* **What you have to do**:
Reproduce all of the data exactly, with no line skipped.

Page and application data records:

↓↓↓

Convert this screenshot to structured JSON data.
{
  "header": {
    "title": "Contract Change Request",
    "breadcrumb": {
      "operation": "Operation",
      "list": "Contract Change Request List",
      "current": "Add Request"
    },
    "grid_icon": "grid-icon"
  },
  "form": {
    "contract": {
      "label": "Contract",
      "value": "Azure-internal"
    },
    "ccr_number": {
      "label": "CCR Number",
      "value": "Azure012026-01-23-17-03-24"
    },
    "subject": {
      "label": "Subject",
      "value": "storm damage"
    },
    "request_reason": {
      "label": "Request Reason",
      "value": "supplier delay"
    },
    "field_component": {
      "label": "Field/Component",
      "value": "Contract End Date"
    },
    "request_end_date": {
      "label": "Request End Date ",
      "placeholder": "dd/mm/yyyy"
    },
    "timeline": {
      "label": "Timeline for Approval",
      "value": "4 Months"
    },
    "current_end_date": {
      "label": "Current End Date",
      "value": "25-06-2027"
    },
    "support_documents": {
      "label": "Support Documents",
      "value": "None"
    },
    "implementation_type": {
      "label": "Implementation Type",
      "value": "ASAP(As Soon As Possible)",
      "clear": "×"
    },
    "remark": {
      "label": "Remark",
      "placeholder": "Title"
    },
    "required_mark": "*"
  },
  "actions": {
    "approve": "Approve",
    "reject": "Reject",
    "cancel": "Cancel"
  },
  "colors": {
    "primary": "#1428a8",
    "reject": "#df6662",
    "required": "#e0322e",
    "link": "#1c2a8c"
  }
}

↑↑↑

* **Exercise solution**:
Convert this screenshot to structured JSON data.
{
  "header": {
    "title": "Contract Change Request",
    "breadcrumb": {
      "operation": "Operation",
      "list": "Contract Change Request List",
      "current": "Add Request"
    },
    "grid_icon": "grid-icon"
  },
  "form": {
    "contract": {
      "label": "Contract",
      "value": "Azure-internal"
    },
    "ccr_number": {
      "label": "CCR Number",
      "value": "Azure012026-01-23-17-03-24"
    },
    "subject": {
      "label": "Subject",
      "value": "storm damage"
    },
    "request_reason": {
      "label": "Request Reason",
      "value": "supplier delay"
    },
    "field_component": {
      "label": "Field/Component",
      "value": "Contract End Date"
    },
    "request_end_date": {
      "label": "Request End Date ",
      "placeholder": "dd/mm/yyyy"
    },
    "timeline": {
      "label": "Timeline for Approval",
      "value": "4 Months"
    },
    "current_end_date": {
      "label": "Current End Date",
      "value": "25-06-2027"
    },
    "support_documents": {
      "label": "Support Documents",
      "value": "None"
    },
    "implementation_type": {
      "label": "Implementation Type",
      "value": "ASAP(As Soon As Possible)",
      "clear": "×"
    },
    "remark": {
      "label": "Remark",
      "placeholder": "Title"
    },
    "required_mark": "*"
  },
  "actions": {
    "approve": "Approve",
    "reject": "Reject",
    "cancel": "Cancel"
  },
  "colors": {
    "primary": "#1428a8",
    "reject": "#df6662",
    "required": "#e0322e",
    "link": "#1c2a8c"
  }
}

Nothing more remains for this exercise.